* ASSIGNMENT
Lines below that hold the word "before" must be copied in full.

Extracted data entries
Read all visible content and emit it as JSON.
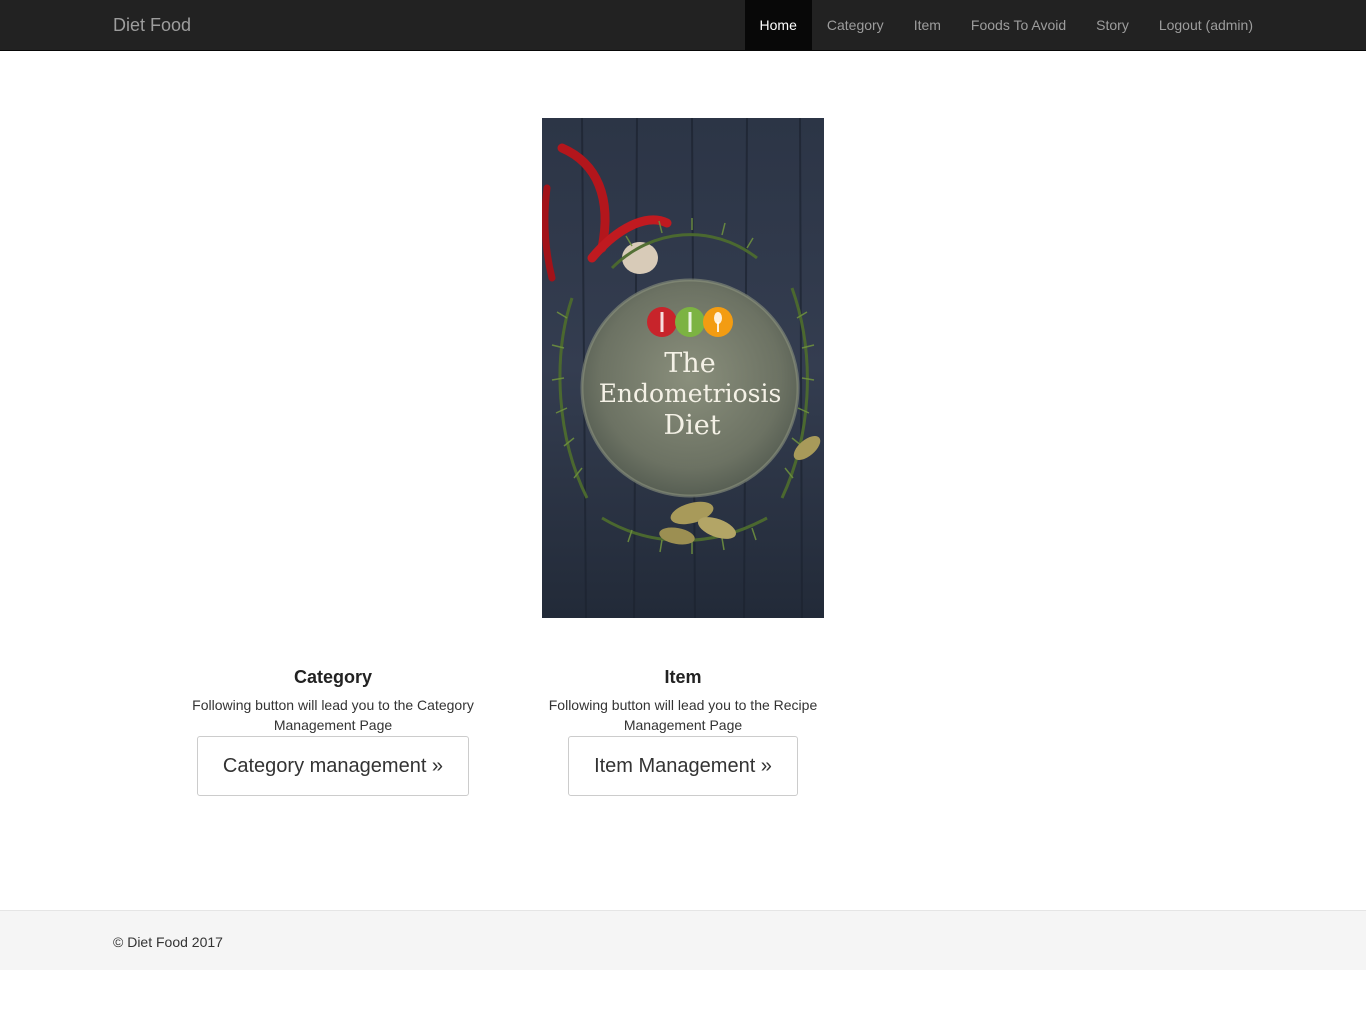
{
  "navbar": {
    "brand": "Diet Food",
    "items": [
      {
        "label": "Home",
        "active": true
      },
      {
        "label": "Category",
        "active": false
      },
      {
        "label": "Item",
        "active": false
      },
      {
        "label": "Foods To Avoid",
        "active": false
      },
      {
        "label": "Story",
        "active": false
      },
      {
        "label": "Logout (admin)",
        "active": false
      }
    ]
  },
  "hero": {
    "line1": "The",
    "line2": "Endometriosis",
    "line3": "Diet"
  },
  "features": [
    {
      "title": "Category",
      "description": "Following button will lead you to the Category Management Page",
      "button_label": "Category management »"
    },
    {
      "title": "Item",
      "description": "Following button will lead you to the Recipe Management Page",
      "button_label": "Item Management »"
    }
  ],
  "footer": {
    "copyright": "© Diet Food 2017"
  },
  "colors": {
    "navbar_bg": "#222222",
    "nav_active_bg": "#080808",
    "nav_text": "#9d9d9d",
    "footer_bg": "#f5f5f5",
    "logo_red": "#c8242b",
    "logo_green": "#7cb342",
    "logo_orange": "#f39c12"
  }
}
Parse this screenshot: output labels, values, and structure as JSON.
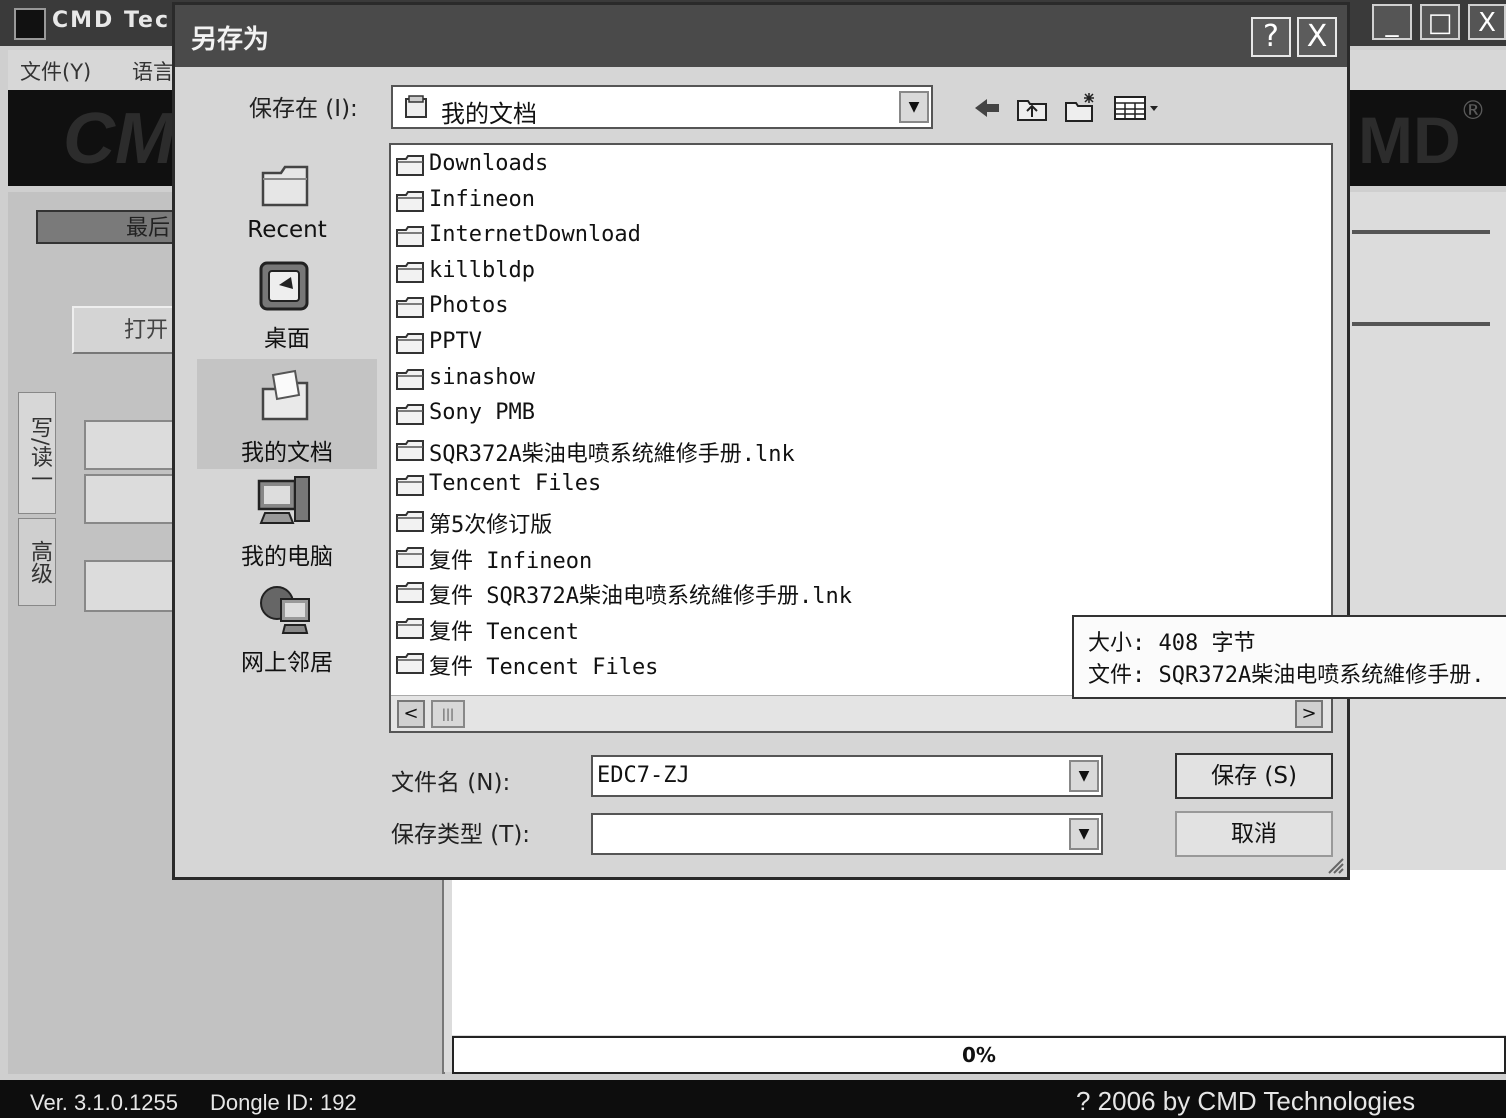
{
  "app": {
    "title": "CMD Tec",
    "menu": [
      "文件(Y)",
      "语言"
    ],
    "banner_left": "CM",
    "banner_right": "MD",
    "banner_reg": "®",
    "btn_recent": "最后",
    "btn_open": "打开",
    "side_tabs": [
      "写/读一",
      "高级"
    ],
    "progress": "0%",
    "status": {
      "version": "Ver. 3.1.0.1255",
      "dongle": "Dongle ID: 192",
      "copyright": "? 2006 by CMD Technologies"
    },
    "window_buttons": [
      "_",
      "□",
      "X"
    ]
  },
  "dialog": {
    "title": "另存为",
    "help_button": "?",
    "close_button": "X",
    "save_in_label": "保存在 (I):",
    "save_in_value": "我的文档",
    "toolbar_icons": [
      "back-icon",
      "up-folder-icon",
      "new-folder-icon",
      "view-menu-icon"
    ],
    "places": [
      {
        "label": "Recent",
        "icon": "recent-folder-icon"
      },
      {
        "label": "桌面",
        "icon": "desktop-icon"
      },
      {
        "label": "我的文档",
        "icon": "my-documents-icon"
      },
      {
        "label": "我的电脑",
        "icon": "my-computer-icon"
      },
      {
        "label": "网上邻居",
        "icon": "network-icon"
      }
    ],
    "files": [
      "Downloads",
      "Infineon",
      "InternetDownload",
      "killbldp",
      "Photos",
      "PPTV",
      "sinashow",
      "Sony PMB",
      "SQR372A柴油电喷系统維修手册.lnk",
      "Tencent Files",
      "第5次修订版",
      "复件 Infineon",
      "复件 SQR372A柴油电喷系统維修手册.lnk",
      "复件 Tencent",
      "复件 Tencent Files"
    ],
    "scroll_left": "<",
    "scroll_right": ">",
    "scroll_thumb": "|||",
    "filename_label": "文件名 (N):",
    "filename_value": "EDC7-ZJ",
    "filetype_label": "保存类型 (T):",
    "filetype_value": "",
    "save_button": "保存 (S)",
    "cancel_button": "取消",
    "tooltip": {
      "size_line": "大小: 408 字节",
      "file_line": "文件: SQR372A柴油电喷系统維修手册."
    }
  },
  "colors": {
    "titlebar": "#4a4a4a",
    "dialog_bg": "#d6d6d6",
    "banner": "#101010"
  }
}
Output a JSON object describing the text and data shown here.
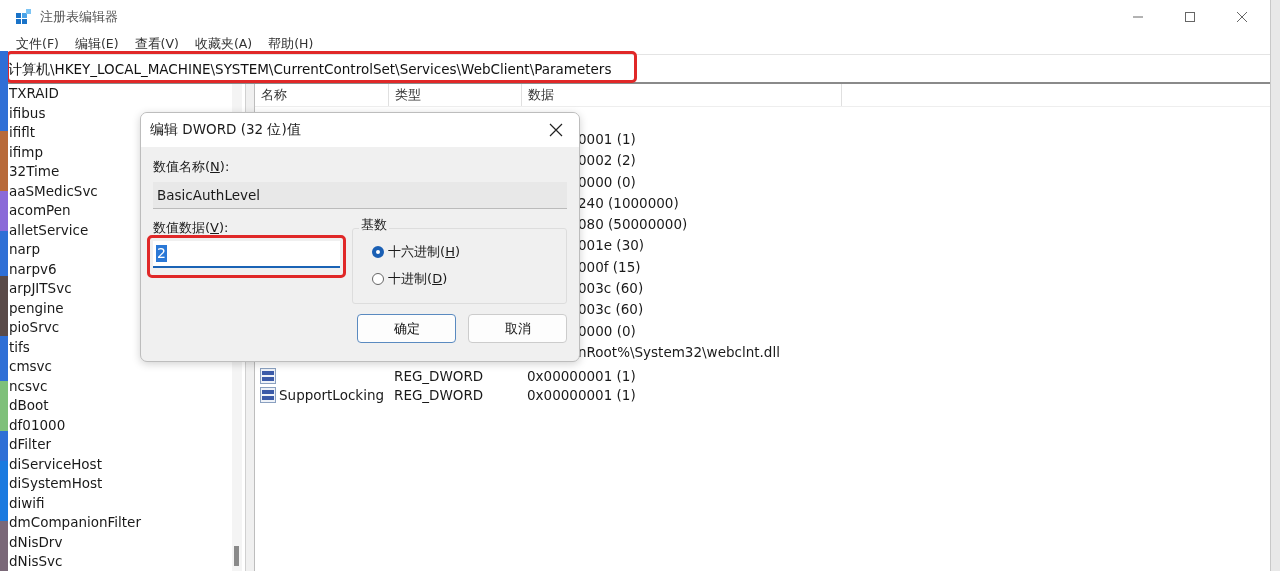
{
  "window": {
    "title": "注册表编辑器"
  },
  "menu": [
    "文件(F)",
    "编辑(E)",
    "查看(V)",
    "收藏夹(A)",
    "帮助(H)"
  ],
  "address_bar": {
    "value": "计算机\\HKEY_LOCAL_MACHINE\\SYSTEM\\CurrentControlSet\\Services\\WebClient\\Parameters",
    "highlighted": true
  },
  "tree": {
    "items": [
      {
        "label": "TXRAID"
      },
      {
        "label": "ifibus"
      },
      {
        "label": "ififlt"
      },
      {
        "label": "ifimp"
      },
      {
        "label": "32Time"
      },
      {
        "label": "aaSMedicSvc"
      },
      {
        "label": "acomPen"
      },
      {
        "label": "alletService"
      },
      {
        "label": "narp"
      },
      {
        "label": "narpv6"
      },
      {
        "label": "arpJITSvc"
      },
      {
        "label": "pengine"
      },
      {
        "label": "pioSrvc"
      },
      {
        "label": "tifs"
      },
      {
        "label": "cmsvc"
      },
      {
        "label": "ncsvc"
      },
      {
        "label": "dBoot"
      },
      {
        "label": "df01000"
      },
      {
        "label": "dFilter"
      },
      {
        "label": "diServiceHost"
      },
      {
        "label": "diSystemHost"
      },
      {
        "label": "diwifi"
      },
      {
        "label": "dmCompanionFilter"
      },
      {
        "label": "dNisDrv"
      },
      {
        "label": "dNisSvc"
      }
    ]
  },
  "values": {
    "columns": [
      "名称",
      "类型",
      "数据"
    ],
    "rows": [
      {
        "data": ""
      },
      {
        "data": "0001 (1)"
      },
      {
        "data": "0002 (2)"
      },
      {
        "data": "0000 (0)"
      },
      {
        "data": "240 (1000000)"
      },
      {
        "data": "080 (50000000)"
      },
      {
        "data": "001e (30)"
      },
      {
        "data": "000f (15)"
      },
      {
        "data": "003c (60)"
      },
      {
        "data": "003c (60)"
      },
      {
        "data": "0000 (0)"
      },
      {
        "data": "nRoot%\\System32\\webclnt.dll"
      },
      {
        "type": "REG_DWORD",
        "data": "0x00000001 (1)",
        "kind": "dword"
      },
      {
        "name": "SupportLocking",
        "type": "REG_DWORD",
        "data": "0x00000001 (1)",
        "kind": "dword"
      }
    ]
  },
  "dialog": {
    "title": "编辑 DWORD (32 位)值",
    "name_label": {
      "before": "数值名称(",
      "key": "N",
      "after": "):"
    },
    "name_value": "BasicAuthLevel",
    "data_label": {
      "before": "数值数据(",
      "key": "V",
      "after": "):"
    },
    "data_value": "2",
    "data_highlighted": true,
    "base_label": "基数",
    "base_options": [
      {
        "before": "十六进制(",
        "key": "H",
        "after": ")",
        "selected": true
      },
      {
        "before": "十进制(",
        "key": "D",
        "after": ")",
        "selected": false
      }
    ],
    "buttons": [
      {
        "label": "确定",
        "default": true
      },
      {
        "label": "取消",
        "default": false
      }
    ]
  }
}
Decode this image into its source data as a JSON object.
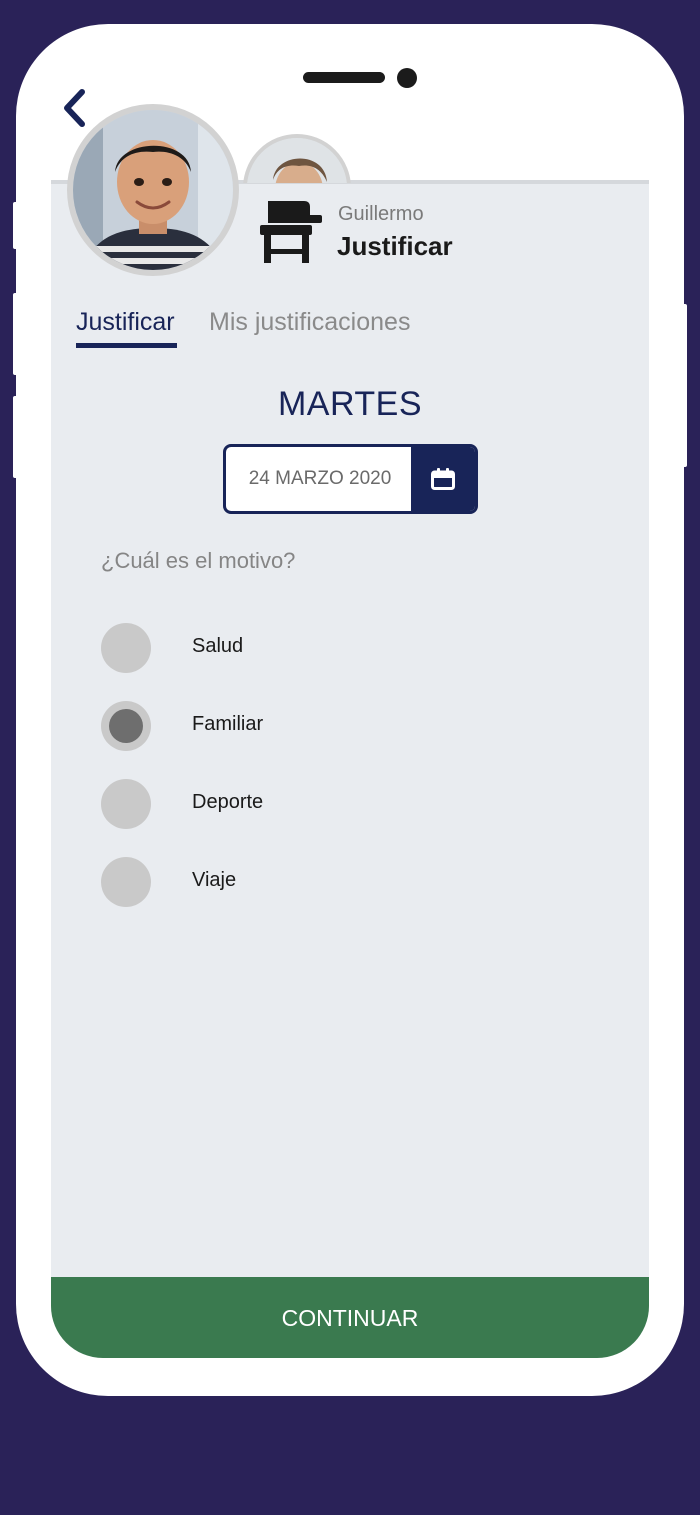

* PROBLEM SOLUTION
      "before": "数值名称(",
      "before": "数值数据(",
        "before": "十六进制(",
        "before": "十进制(",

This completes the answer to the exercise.